I also did not find his method of interspersing historical and social observations among his own daily accounts of his experience the least bit off-putting. It's a very good way to hold the reader's attention, and it's one of the reasons that I would assign the book to my students if I ever taught another course in Korean culture. The technique might be called "the spoonful of sugar that helps the medicine go down."
Concerning his various encounters with Korean females, one must consider that he was a charming, not-bad-looking tall man in the prime of his life walking alone. This glorious male-female thing, like the spice of the food, the seasons of the year, and the political emotions, is something else that seems more intense in Korea. That's one of the reasons, I believe, that their romantic dramas are so popular now throughout East Asia.
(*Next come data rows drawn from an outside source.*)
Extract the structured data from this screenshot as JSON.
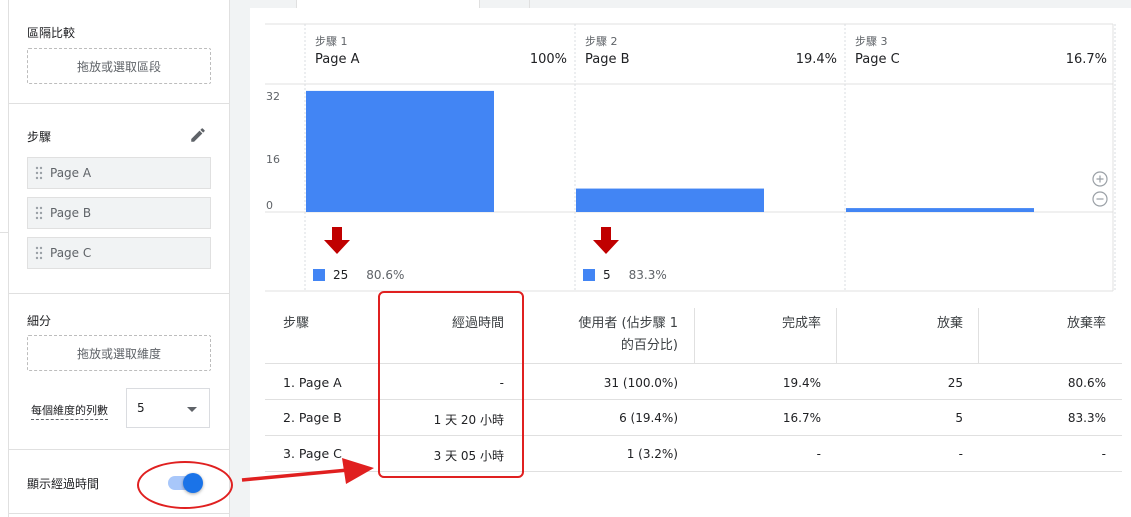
{
  "left_panel": {
    "segment_compare": {
      "title": "區隔比較",
      "drop_placeholder": "拖放或選取區段"
    },
    "steps": {
      "title": "步驟",
      "items": [
        "Page A",
        "Page B",
        "Page C"
      ]
    },
    "breakdown": {
      "title": "細分",
      "drop_placeholder": "拖放或選取維度",
      "rows_per_dimension_label": "每個維度的列數",
      "rows_per_dimension_value": "5"
    },
    "elapsed_time_toggle": {
      "label": "顯示經過時間",
      "on": true
    }
  },
  "chart_data": {
    "type": "bar",
    "steps": [
      {
        "step_label": "步驟 1",
        "name": "Page A",
        "pct": "100%",
        "value": 31
      },
      {
        "step_label": "步驟 2",
        "name": "Page B",
        "pct": "19.4%",
        "value": 6
      },
      {
        "step_label": "步驟 3",
        "name": "Page C",
        "pct": "16.7%",
        "value": 1
      }
    ],
    "y_ticks": [
      "32",
      "16",
      "0"
    ],
    "ylim": [
      0,
      32
    ],
    "dropoffs": [
      {
        "count": "25",
        "pct": "80.6%"
      },
      {
        "count": "5",
        "pct": "83.3%"
      }
    ],
    "bar_color": "#4285f4",
    "dropoff_arrow_color": "#c00000"
  },
  "table": {
    "headers": [
      "步驟",
      "經過時間",
      "使用者 (佔步驟 1",
      "的百分比)",
      "完成率",
      "放棄",
      "放棄率"
    ],
    "rows": [
      [
        "1. Page A",
        "-",
        "31 (100.0%)",
        "19.4%",
        "25",
        "80.6%"
      ],
      [
        "2. Page B",
        "1 天 20 小時",
        "6 (19.4%)",
        "16.7%",
        "5",
        "83.3%"
      ],
      [
        "3. Page C",
        "3 天 05 小時",
        "1 (3.2%)",
        "-",
        "-",
        "-"
      ]
    ]
  },
  "annotation_color": "#e02020"
}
And if Winchester comments on numerous occasions on the attractiveness of the Korean women he meets, I don't think he is being sexist; he's being objective to my mind.
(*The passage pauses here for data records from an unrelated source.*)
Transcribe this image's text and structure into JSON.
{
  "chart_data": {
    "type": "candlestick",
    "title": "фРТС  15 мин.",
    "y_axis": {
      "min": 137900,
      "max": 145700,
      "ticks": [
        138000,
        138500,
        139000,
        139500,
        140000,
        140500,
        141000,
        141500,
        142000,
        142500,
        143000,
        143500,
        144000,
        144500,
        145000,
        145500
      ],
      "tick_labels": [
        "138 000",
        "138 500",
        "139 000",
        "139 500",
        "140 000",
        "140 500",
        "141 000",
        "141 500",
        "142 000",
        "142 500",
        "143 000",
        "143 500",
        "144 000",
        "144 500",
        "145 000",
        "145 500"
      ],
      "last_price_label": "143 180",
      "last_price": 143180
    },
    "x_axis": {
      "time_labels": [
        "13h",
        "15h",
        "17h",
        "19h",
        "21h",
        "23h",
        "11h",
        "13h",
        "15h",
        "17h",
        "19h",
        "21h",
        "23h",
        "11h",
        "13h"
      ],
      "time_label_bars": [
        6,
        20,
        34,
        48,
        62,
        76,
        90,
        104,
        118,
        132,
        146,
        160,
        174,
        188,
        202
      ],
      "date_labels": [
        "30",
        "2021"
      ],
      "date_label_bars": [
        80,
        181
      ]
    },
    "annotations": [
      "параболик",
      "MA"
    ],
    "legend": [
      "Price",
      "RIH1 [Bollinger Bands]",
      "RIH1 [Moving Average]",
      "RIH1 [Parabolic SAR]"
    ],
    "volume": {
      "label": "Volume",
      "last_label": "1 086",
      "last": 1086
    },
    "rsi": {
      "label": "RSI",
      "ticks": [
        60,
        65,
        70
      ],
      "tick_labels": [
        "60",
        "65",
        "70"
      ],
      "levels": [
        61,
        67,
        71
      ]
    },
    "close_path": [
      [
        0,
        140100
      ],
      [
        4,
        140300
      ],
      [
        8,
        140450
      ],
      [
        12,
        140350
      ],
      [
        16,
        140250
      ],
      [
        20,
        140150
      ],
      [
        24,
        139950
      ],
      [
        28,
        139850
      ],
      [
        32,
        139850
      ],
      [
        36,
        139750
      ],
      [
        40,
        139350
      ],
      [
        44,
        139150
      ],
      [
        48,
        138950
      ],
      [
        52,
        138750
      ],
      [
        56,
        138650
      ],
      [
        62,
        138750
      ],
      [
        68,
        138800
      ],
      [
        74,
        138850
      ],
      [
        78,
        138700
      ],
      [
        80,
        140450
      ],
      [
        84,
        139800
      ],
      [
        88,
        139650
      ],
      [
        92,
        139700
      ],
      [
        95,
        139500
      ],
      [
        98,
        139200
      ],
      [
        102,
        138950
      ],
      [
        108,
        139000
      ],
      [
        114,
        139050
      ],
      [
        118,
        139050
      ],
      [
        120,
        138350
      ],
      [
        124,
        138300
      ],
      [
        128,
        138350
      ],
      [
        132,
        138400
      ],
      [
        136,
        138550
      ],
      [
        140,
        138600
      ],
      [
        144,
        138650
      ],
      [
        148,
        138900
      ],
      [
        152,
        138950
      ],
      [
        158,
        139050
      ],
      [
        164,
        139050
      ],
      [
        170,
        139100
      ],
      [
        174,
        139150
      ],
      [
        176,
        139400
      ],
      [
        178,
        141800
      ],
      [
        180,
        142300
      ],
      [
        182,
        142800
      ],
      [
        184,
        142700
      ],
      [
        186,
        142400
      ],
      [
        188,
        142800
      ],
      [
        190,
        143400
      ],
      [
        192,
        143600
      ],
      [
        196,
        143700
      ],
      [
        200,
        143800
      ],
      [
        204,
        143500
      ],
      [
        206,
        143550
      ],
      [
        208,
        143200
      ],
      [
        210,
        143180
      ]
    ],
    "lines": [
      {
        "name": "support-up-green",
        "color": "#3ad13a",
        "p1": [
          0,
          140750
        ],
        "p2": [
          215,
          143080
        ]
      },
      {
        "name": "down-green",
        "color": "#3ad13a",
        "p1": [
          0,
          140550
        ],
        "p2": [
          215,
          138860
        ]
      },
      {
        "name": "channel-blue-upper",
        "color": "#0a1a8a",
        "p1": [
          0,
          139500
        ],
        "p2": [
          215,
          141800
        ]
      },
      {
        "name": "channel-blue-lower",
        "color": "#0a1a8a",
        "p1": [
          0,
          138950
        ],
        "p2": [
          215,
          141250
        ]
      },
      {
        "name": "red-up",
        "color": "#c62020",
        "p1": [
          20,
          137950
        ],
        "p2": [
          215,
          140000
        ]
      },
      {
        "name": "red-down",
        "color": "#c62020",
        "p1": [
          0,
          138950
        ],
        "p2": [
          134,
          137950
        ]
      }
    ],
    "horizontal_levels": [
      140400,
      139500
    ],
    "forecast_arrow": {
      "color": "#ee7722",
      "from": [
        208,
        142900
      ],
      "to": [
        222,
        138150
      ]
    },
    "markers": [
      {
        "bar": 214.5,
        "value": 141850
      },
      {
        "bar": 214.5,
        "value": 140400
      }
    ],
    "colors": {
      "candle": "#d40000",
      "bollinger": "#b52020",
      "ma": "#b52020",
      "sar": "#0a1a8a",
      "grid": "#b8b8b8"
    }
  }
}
The book is now remarkably dated not because of the great economic changes that have taken place since the year leading up to the Seoul Olympics when Winchester made his trek, but because of South Korea's wonderful political transformation. Reading the book is a good reminder of what a short time ago it was that the country was a military dictatorship ruled by the unenlightened, corrupt though thankfully rather weak despot Chun Doo Hwan. Now I think South Korea has passed the United States on the democracy scale. They have come to grips with the bad things in their recent past much more honestly, I believe, than we have in the United States. While they have become freer and more open, we have been moving rapidly in the opposite direction, particularly since 9/11.
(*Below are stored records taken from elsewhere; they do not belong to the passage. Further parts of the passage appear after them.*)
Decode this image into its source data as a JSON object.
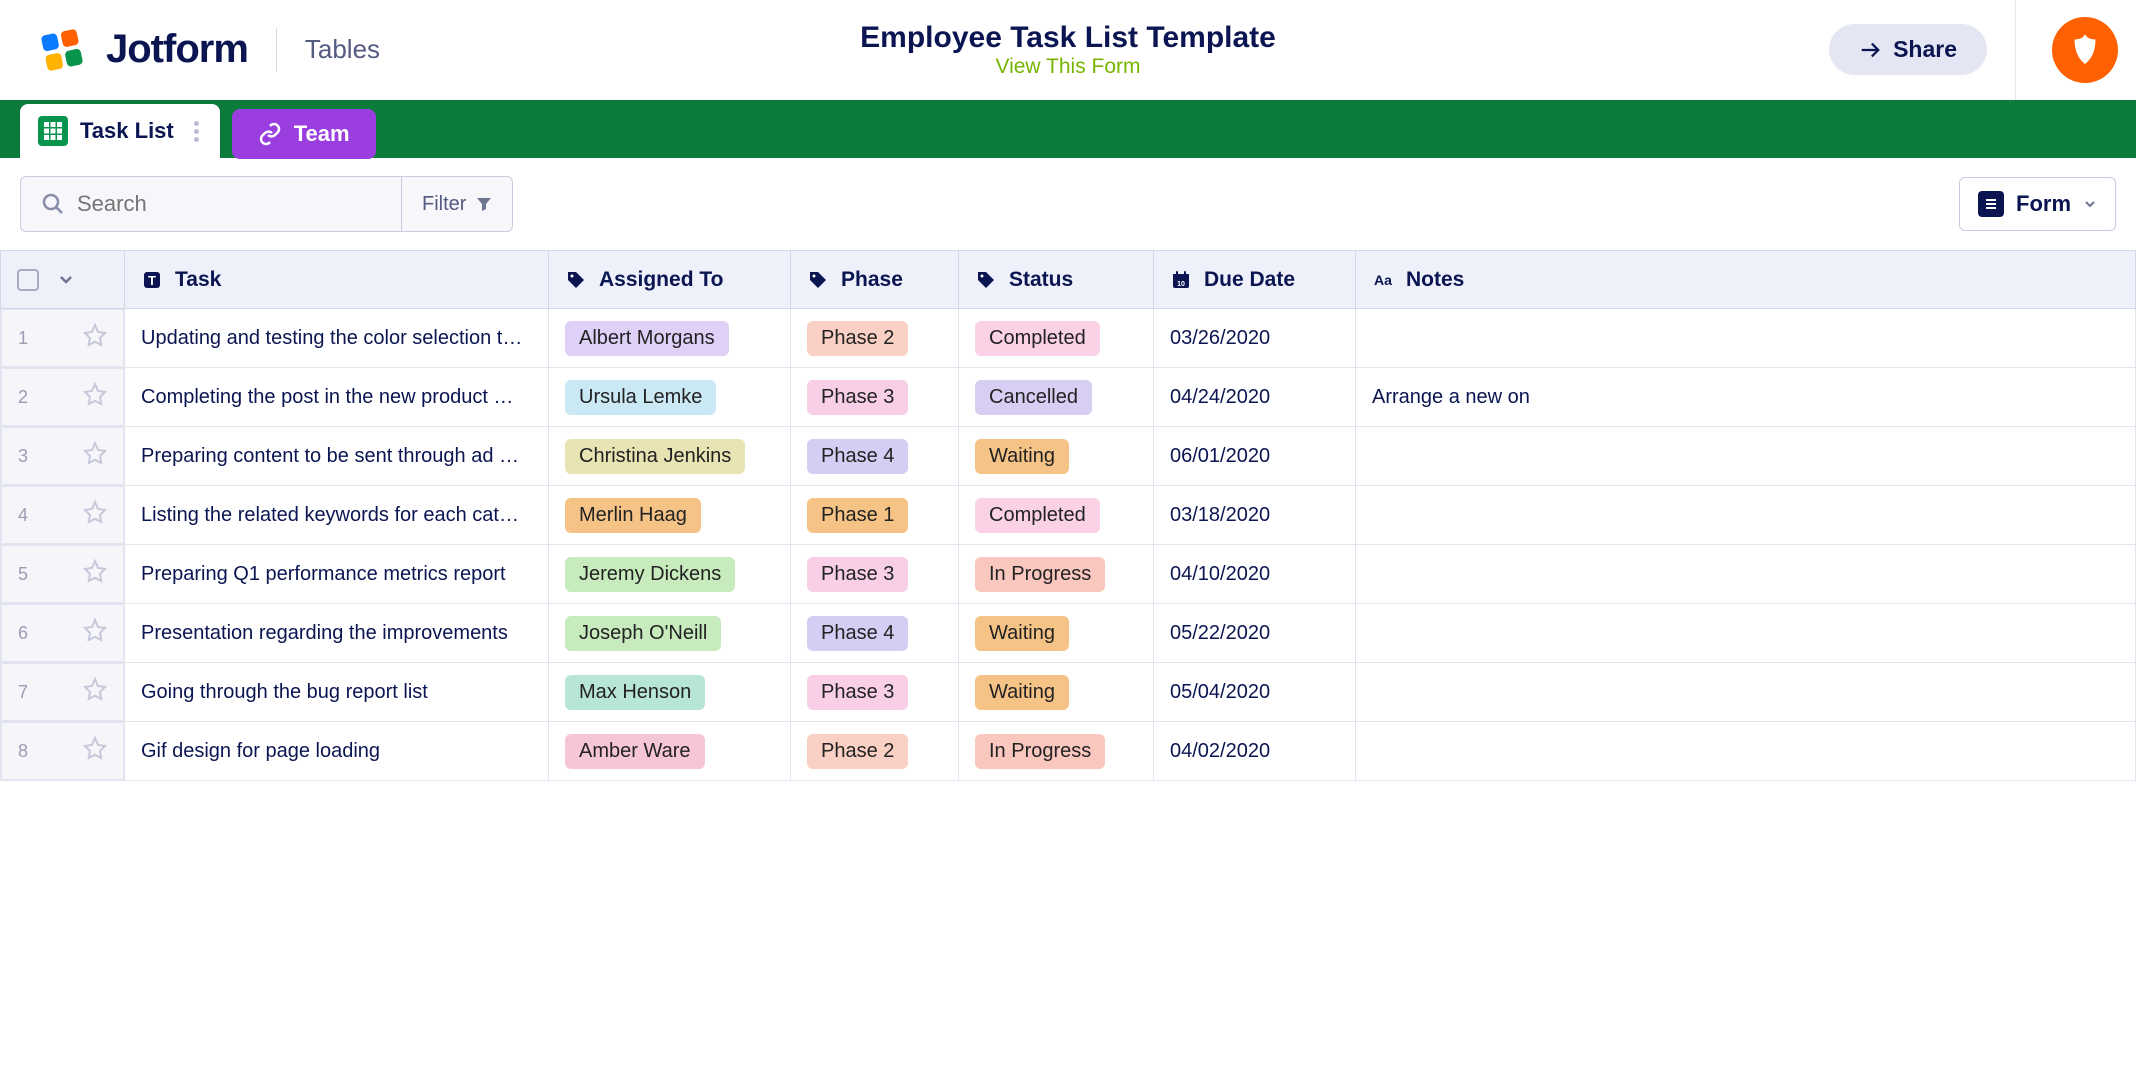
{
  "header": {
    "logo_text": "Jotform",
    "logo_tables": "Tables",
    "title": "Employee Task List Template",
    "view_form": "View This Form",
    "share": "Share"
  },
  "tabs": {
    "task_list": "Task List",
    "team": "Team"
  },
  "toolbar": {
    "search_placeholder": "Search",
    "filter": "Filter",
    "form_button": "Form"
  },
  "columns": {
    "task": "Task",
    "assigned": "Assigned To",
    "phase": "Phase",
    "status": "Status",
    "due": "Due Date",
    "notes": "Notes"
  },
  "pill_colors": {
    "assigned": {
      "Albert Morgans": "#dfd0f7",
      "Ursula Lemke": "#cbe9f5",
      "Christina Jenkins": "#e7e3b3",
      "Merlin Haag": "#f6c386",
      "Jeremy Dickens": "#c7ebbd",
      "Joseph O'Neill": "#c7ebbd",
      "Max Henson": "#b7e6d5",
      "Amber Ware": "#f7c6d6"
    },
    "phase": {
      "Phase 1": "#f6c386",
      "Phase 2": "#fad0c4",
      "Phase 3": "#f8cfe6",
      "Phase 4": "#d5cdf4"
    },
    "status": {
      "Completed": "#fbd1e6",
      "Cancelled": "#d8cdf3",
      "Waiting": "#f6c386",
      "In Progress": "#f9c7bd"
    }
  },
  "rows": [
    {
      "num": "1",
      "task": "Updating and testing the color selection t…",
      "assigned": "Albert Morgans",
      "phase": "Phase 2",
      "status": "Completed",
      "due": "03/26/2020",
      "notes": ""
    },
    {
      "num": "2",
      "task": "Completing the post in the new product …",
      "assigned": "Ursula Lemke",
      "phase": "Phase 3",
      "status": "Cancelled",
      "due": "04/24/2020",
      "notes": "Arrange a new on"
    },
    {
      "num": "3",
      "task": "Preparing content to be sent through ad …",
      "assigned": "Christina Jenkins",
      "phase": "Phase 4",
      "status": "Waiting",
      "due": "06/01/2020",
      "notes": ""
    },
    {
      "num": "4",
      "task": "Listing the related keywords for each cat…",
      "assigned": "Merlin Haag",
      "phase": "Phase 1",
      "status": "Completed",
      "due": "03/18/2020",
      "notes": ""
    },
    {
      "num": "5",
      "task": "Preparing Q1 performance metrics report",
      "assigned": "Jeremy Dickens",
      "phase": "Phase 3",
      "status": "In Progress",
      "due": "04/10/2020",
      "notes": ""
    },
    {
      "num": "6",
      "task": "Presentation regarding the improvements",
      "assigned": "Joseph O'Neill",
      "phase": "Phase 4",
      "status": "Waiting",
      "due": "05/22/2020",
      "notes": ""
    },
    {
      "num": "7",
      "task": "Going through the bug report list",
      "assigned": "Max Henson",
      "phase": "Phase 3",
      "status": "Waiting",
      "due": "05/04/2020",
      "notes": ""
    },
    {
      "num": "8",
      "task": "Gif design for page loading",
      "assigned": "Amber Ware",
      "phase": "Phase 2",
      "status": "In Progress",
      "due": "04/02/2020",
      "notes": ""
    }
  ]
}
Finally, I do agree with one of the reviewers that Winchester probably isn't completely truthful when it comes to his sexual encounters. But then, who is? I also get the impression that he is not the sort of writer who would let the truth get in the way of a good story. When it concerns something as inconsequential as one person's experience as opposed to important history, who really cares? He is in the best English tradition, after all, when it comes to shading the truth, if, in fact, he did it from time to time. In the two World Wars of the 20th century, the Germans had it all over them when it came to military organization and weaponry,Blood, Tears, and Folly: An Objective Look at World War ll but no one has ever been in the class of the English when it comes to propaganda. Desperate Deception: British Covert Operations in the United States, 1939-44 (Brassey's Intelligence & National Security Library) Remember, it was Winston Churchill who said, "In wartime, truth is so precious that she should always be attended by a bodyguard of lies." Winchester, I gather, has taken Churchill to heart, and not just in times of war.